The interns are not given answers when they have questions. Instead they have to solve the problem themselves, but they are shown how they can solve the problem. According to Nwugo, the department members “take time to explain on the white board.” They lead them to the answer, but let them solve it on their own.
Not everything they were asked to do is something they expected. Sometimes the interns would be given a task that involves subjects they were not taught yet. One such example of a time when they faced such a difficulty was when Calderon had to learn to light an LED light bulb.
“As simple as it sounds, I didn’t know how to do that,” says Calderon, “besides a physics class I had taken before where I have a regular circuit board. I was told, ‘Hey make this light work using your computer.’ So things like that, just small little things, would surprise me.”
Another task that proved challenging was designing the case. Nwogu describes building the case as challenging because of how accurate the measurements had to be, as well as inexperience with the design program.
“I’d used one before, but it was my first time using a different one,” says Nwogu. “The first time using it, I really did not go so in depth… I just, like, brushed through it, but it’s like my first time actually building a case. I would say it’s something that’s challenging, but not something that’s impossible.”
Both Nwogu and Calderon describe the internship as something they can learn from, with Nwogu claiming the most valuable thing she learned being how to analyze problems.

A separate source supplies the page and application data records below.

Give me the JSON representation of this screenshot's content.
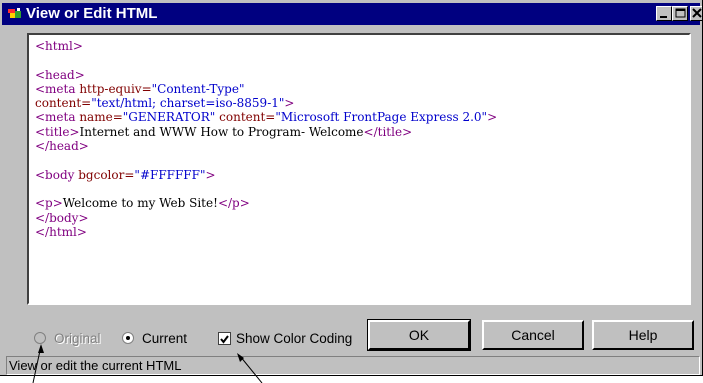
{
  "window": {
    "title": "View or Edit HTML",
    "icon": "frontpage-app-icon",
    "controls": [
      "minimize-icon",
      "maximize-icon",
      "close-icon"
    ]
  },
  "editor": {
    "lines": [
      [
        {
          "t": "tag",
          "s": "<html>"
        }
      ],
      [],
      [
        {
          "t": "tag",
          "s": "<head>"
        }
      ],
      [
        {
          "t": "tag",
          "s": "<meta "
        },
        {
          "t": "attr",
          "s": "http-equiv="
        },
        {
          "t": "val",
          "s": "\"Content-Type\""
        }
      ],
      [
        {
          "t": "attr",
          "s": "content="
        },
        {
          "t": "val",
          "s": "\"text/html; charset=iso-8859-1\""
        },
        {
          "t": "tag",
          "s": ">"
        }
      ],
      [
        {
          "t": "tag",
          "s": "<meta "
        },
        {
          "t": "attr",
          "s": "name="
        },
        {
          "t": "val",
          "s": "\"GENERATOR\""
        },
        {
          "t": "attr",
          "s": " content="
        },
        {
          "t": "val",
          "s": "\"Microsoft FrontPage Express 2.0\""
        },
        {
          "t": "tag",
          "s": ">"
        }
      ],
      [
        {
          "t": "tag",
          "s": "<title>"
        },
        {
          "t": "txt",
          "s": "Internet and WWW How to Program- Welcome"
        },
        {
          "t": "tag",
          "s": "</title>"
        }
      ],
      [
        {
          "t": "tag",
          "s": "</head>"
        }
      ],
      [],
      [
        {
          "t": "tag",
          "s": "<body "
        },
        {
          "t": "attr",
          "s": "bgcolor="
        },
        {
          "t": "val",
          "s": "\"#FFFFFF\""
        },
        {
          "t": "tag",
          "s": ">"
        }
      ],
      [],
      [
        {
          "t": "tag",
          "s": "<p>"
        },
        {
          "t": "txt",
          "s": "Welcome to my Web Site!"
        },
        {
          "t": "tag",
          "s": "</p>"
        }
      ],
      [
        {
          "t": "tag",
          "s": "</body>"
        }
      ],
      [
        {
          "t": "tag",
          "s": "</html>"
        }
      ]
    ]
  },
  "options": {
    "original_label": "Original",
    "original_selected": false,
    "original_enabled": false,
    "current_label": "Current",
    "current_selected": true,
    "color_coding_label": "Show Color Coding",
    "color_coding_checked": true
  },
  "buttons": {
    "ok": "OK",
    "cancel": "Cancel",
    "help": "Help"
  },
  "status": {
    "text": "View or edit the current HTML"
  },
  "colors": {
    "tag": "#800080",
    "attribute": "#800000",
    "value": "#0000cc",
    "titlebar": "#000080",
    "face": "#c0c0c0"
  }
}
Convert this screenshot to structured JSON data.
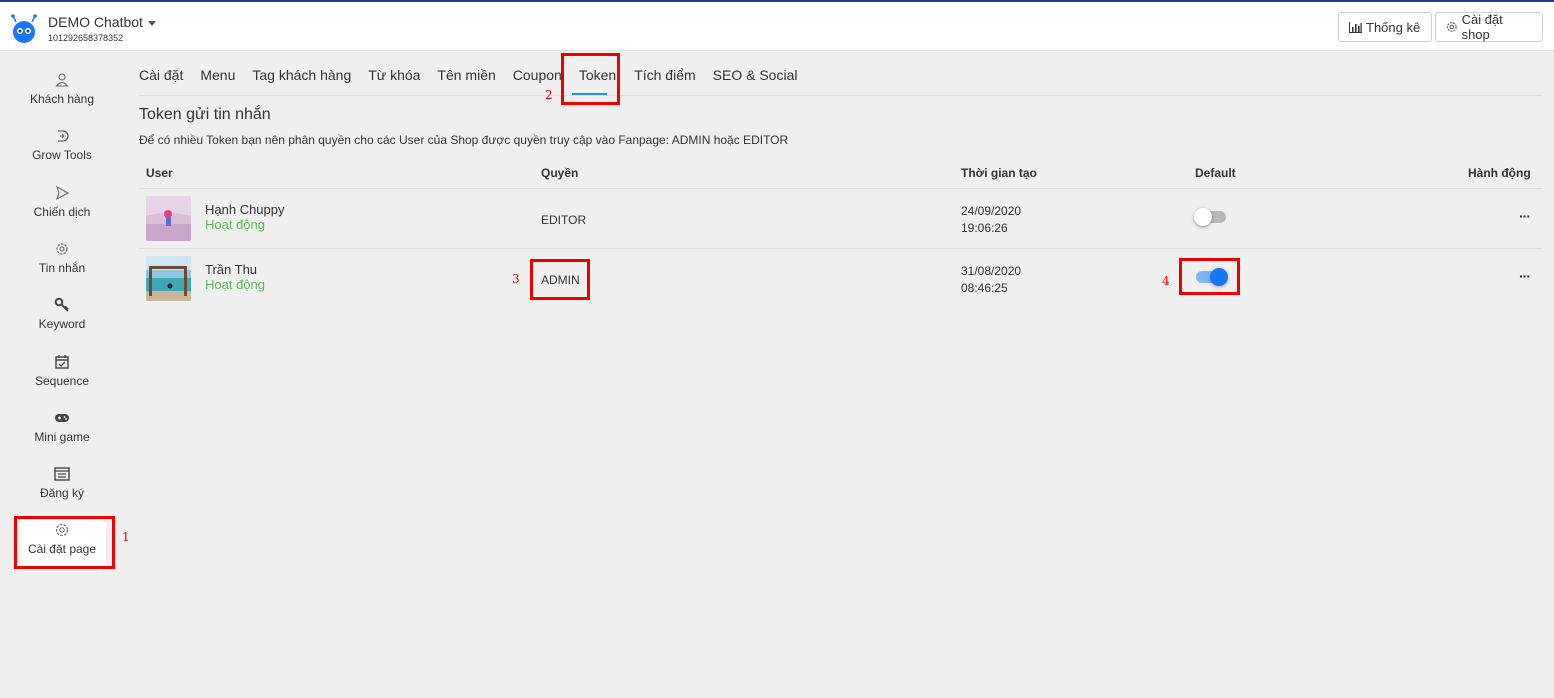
{
  "header": {
    "brand": "DEMO Chatbot",
    "shop_id": "101292658378352",
    "stats_button": "Thống kê",
    "shop_settings_button": "Cài đặt shop"
  },
  "sidebar": {
    "items": [
      {
        "label": "Khách hàng",
        "icon": "user-icon"
      },
      {
        "label": "Grow Tools",
        "icon": "grow-icon"
      },
      {
        "label": "Chiến dịch",
        "icon": "send-icon"
      },
      {
        "label": "Tin nhắn",
        "icon": "message-icon"
      },
      {
        "label": "Keyword",
        "icon": "key-icon"
      },
      {
        "label": "Sequence",
        "icon": "calendar-check-icon"
      },
      {
        "label": "Mini game",
        "icon": "gamepad-icon"
      },
      {
        "label": "Đăng ký",
        "icon": "form-icon"
      },
      {
        "label": "Cài đặt page",
        "icon": "gear-icon"
      }
    ]
  },
  "tabs": [
    "Cài đặt",
    "Menu",
    "Tag khách hàng",
    "Từ khóa",
    "Tên miền",
    "Coupon",
    "Token",
    "Tích điểm",
    "SEO & Social"
  ],
  "section": {
    "title": "Token gửi tin nhắn",
    "description": "Để có nhiều Token bạn nên phân quyền cho các User của Shop được quyền truy cập vào Fanpage: ADMIN hoặc EDITOR"
  },
  "table": {
    "headers": {
      "user": "User",
      "role": "Quyền",
      "created": "Thời gian tạo",
      "default": "Default",
      "actions": "Hành động"
    },
    "rows": [
      {
        "name": "Hạnh Chuppy",
        "status": "Hoạt động",
        "role": "EDITOR",
        "date": "24/09/2020",
        "time": "19:06:26",
        "default": false,
        "actions": "···"
      },
      {
        "name": "Trần Thu",
        "status": "Hoạt động",
        "role": "ADMIN",
        "date": "31/08/2020",
        "time": "08:46:25",
        "default": true,
        "actions": "···"
      }
    ]
  },
  "annotations": {
    "n1": "1",
    "n2": "2",
    "n3": "3",
    "n4": "4"
  },
  "colors": {
    "highlight": "#ee0000",
    "active_status": "#5cb85c",
    "toggle_on": "#1877f2",
    "tab_underline": "#1b9ad6"
  }
}
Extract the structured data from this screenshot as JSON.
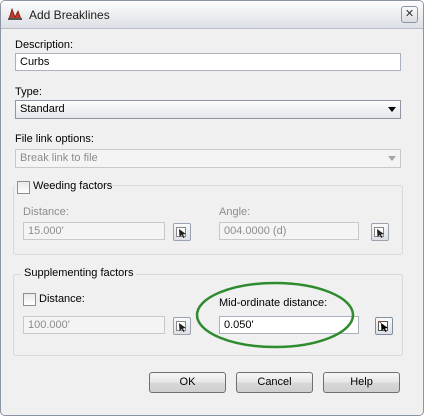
{
  "window": {
    "title": "Add Breaklines",
    "close_glyph": "✕"
  },
  "description": {
    "label": "Description:",
    "value": "Curbs"
  },
  "type": {
    "label": "Type:",
    "value": "Standard"
  },
  "file_link": {
    "label": "File link options:",
    "value": "Break link to file"
  },
  "weeding": {
    "label": "Weeding factors",
    "checked": false,
    "distance_label": "Distance:",
    "distance_value": "15.000'",
    "angle_label": "Angle:",
    "angle_value": "004.0000 (d)"
  },
  "supplementing": {
    "label": "Supplementing factors",
    "distance_label": "Distance:",
    "distance_checked": false,
    "distance_value": "100.000'",
    "midordinate_label": "Mid-ordinate distance:",
    "midordinate_value": "0.050'"
  },
  "buttons": {
    "ok": "OK",
    "cancel": "Cancel",
    "help": "Help"
  },
  "icons": {
    "app": "civil3d-app-icon",
    "pick": "pick-in-drawing-icon",
    "close": "close-icon",
    "dropdown": "chevron-down-icon"
  },
  "colors": {
    "highlight_ellipse": "#2e8b2e"
  }
}
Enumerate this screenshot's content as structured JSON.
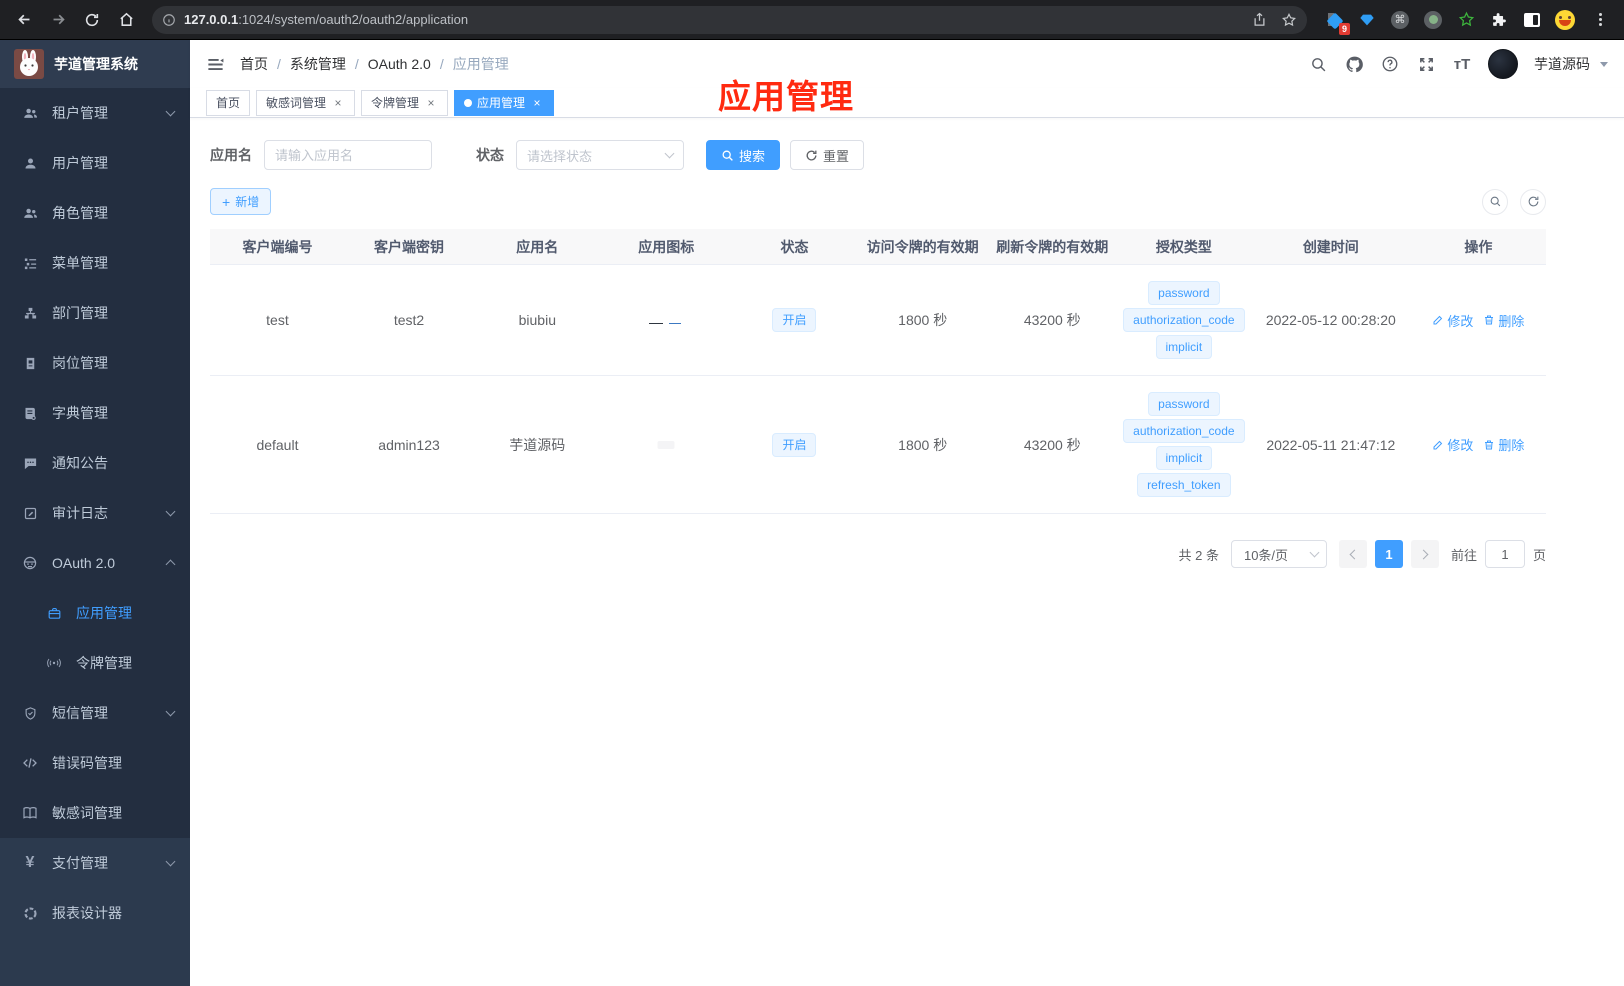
{
  "chrome": {
    "url_host": "127.0.0.1",
    "url_rest": ":1024/system/oauth2/oauth2/application",
    "ext_badge": "9"
  },
  "sidebar": {
    "title": "芋道管理系统",
    "items": [
      {
        "label": "租户管理"
      },
      {
        "label": "用户管理"
      },
      {
        "label": "角色管理"
      },
      {
        "label": "菜单管理"
      },
      {
        "label": "部门管理"
      },
      {
        "label": "岗位管理"
      },
      {
        "label": "字典管理"
      },
      {
        "label": "通知公告"
      },
      {
        "label": "审计日志"
      },
      {
        "label": "OAuth 2.0"
      },
      {
        "label": "应用管理"
      },
      {
        "label": "令牌管理"
      },
      {
        "label": "短信管理"
      },
      {
        "label": "错误码管理"
      },
      {
        "label": "敏感词管理"
      },
      {
        "label": "支付管理"
      },
      {
        "label": "报表设计器"
      }
    ]
  },
  "navbar": {
    "breadcrumb": [
      "首页",
      "系统管理",
      "OAuth 2.0",
      "应用管理"
    ],
    "user": "芋道源码"
  },
  "annotation": {
    "text": "应用管理",
    "color": "#ff2a10"
  },
  "tabs": [
    {
      "label": "首页"
    },
    {
      "label": "敏感词管理"
    },
    {
      "label": "令牌管理"
    },
    {
      "label": "应用管理"
    }
  ],
  "filters": {
    "name_label": "应用名",
    "name_placeholder": "请输入应用名",
    "status_label": "状态",
    "status_placeholder": "请选择状态",
    "search_label": "搜索",
    "reset_label": "重置"
  },
  "toolbar": {
    "add_label": "新增"
  },
  "table": {
    "columns": [
      "客户端编号",
      "客户端密钥",
      "应用名",
      "应用图标",
      "状态",
      "访问令牌的有效期",
      "刷新令牌的有效期",
      "授权类型",
      "创建时间",
      "操作"
    ],
    "edit_label": "修改",
    "delete_label": "删除",
    "rows": [
      {
        "client_id": "test",
        "client_secret": "test2",
        "app_name": "biubiu",
        "status": "开启",
        "access_token_ttl": "1800 秒",
        "refresh_token_ttl": "43200 秒",
        "grant_types": [
          "password",
          "authorization_code",
          "implicit"
        ],
        "created_at": "2022-05-12 00:28:20"
      },
      {
        "client_id": "default",
        "client_secret": "admin123",
        "app_name": "芋道源码",
        "status": "开启",
        "access_token_ttl": "1800 秒",
        "refresh_token_ttl": "43200 秒",
        "grant_types": [
          "password",
          "authorization_code",
          "implicit",
          "refresh_token"
        ],
        "created_at": "2022-05-11 21:47:12"
      }
    ]
  },
  "pagination": {
    "total": "共 2 条",
    "page_size": "10条/页",
    "page": "1",
    "goto_prefix": "前往",
    "goto_value": "1",
    "goto_suffix": "页"
  },
  "colors": {
    "accent": "#409eff"
  }
}
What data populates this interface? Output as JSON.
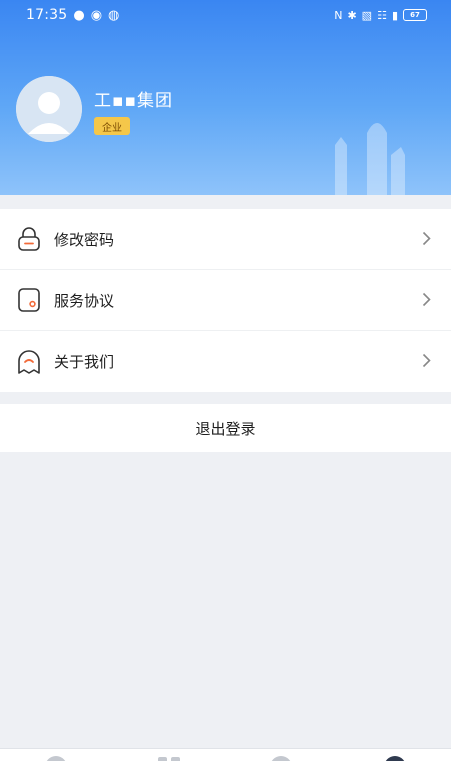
{
  "status_bar": {
    "time": "17:35",
    "battery": "67"
  },
  "profile": {
    "company_name": "工▪▪集团",
    "badge": "企业"
  },
  "menu": {
    "items": [
      {
        "label": "修改密码",
        "icon": "lock-icon"
      },
      {
        "label": "服务协议",
        "icon": "document-icon"
      },
      {
        "label": "关于我们",
        "icon": "about-icon"
      }
    ]
  },
  "logout": {
    "label": "退出登录"
  },
  "tabbar": {
    "icons": [
      "tab-home-icon",
      "tab-apps-icon",
      "tab-message-icon",
      "tab-profile-icon"
    ]
  },
  "colors": {
    "header_top": "#3a86f2",
    "header_bottom": "#8ec3fa",
    "badge": "#f5c74a",
    "background": "#eef0f4"
  }
}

“From the beginning of the project,” says Nwugo, “we’ve been given problems to solve, and, to me, that’s the major thing about the internship for me…finding the problem and getting a solution from it.”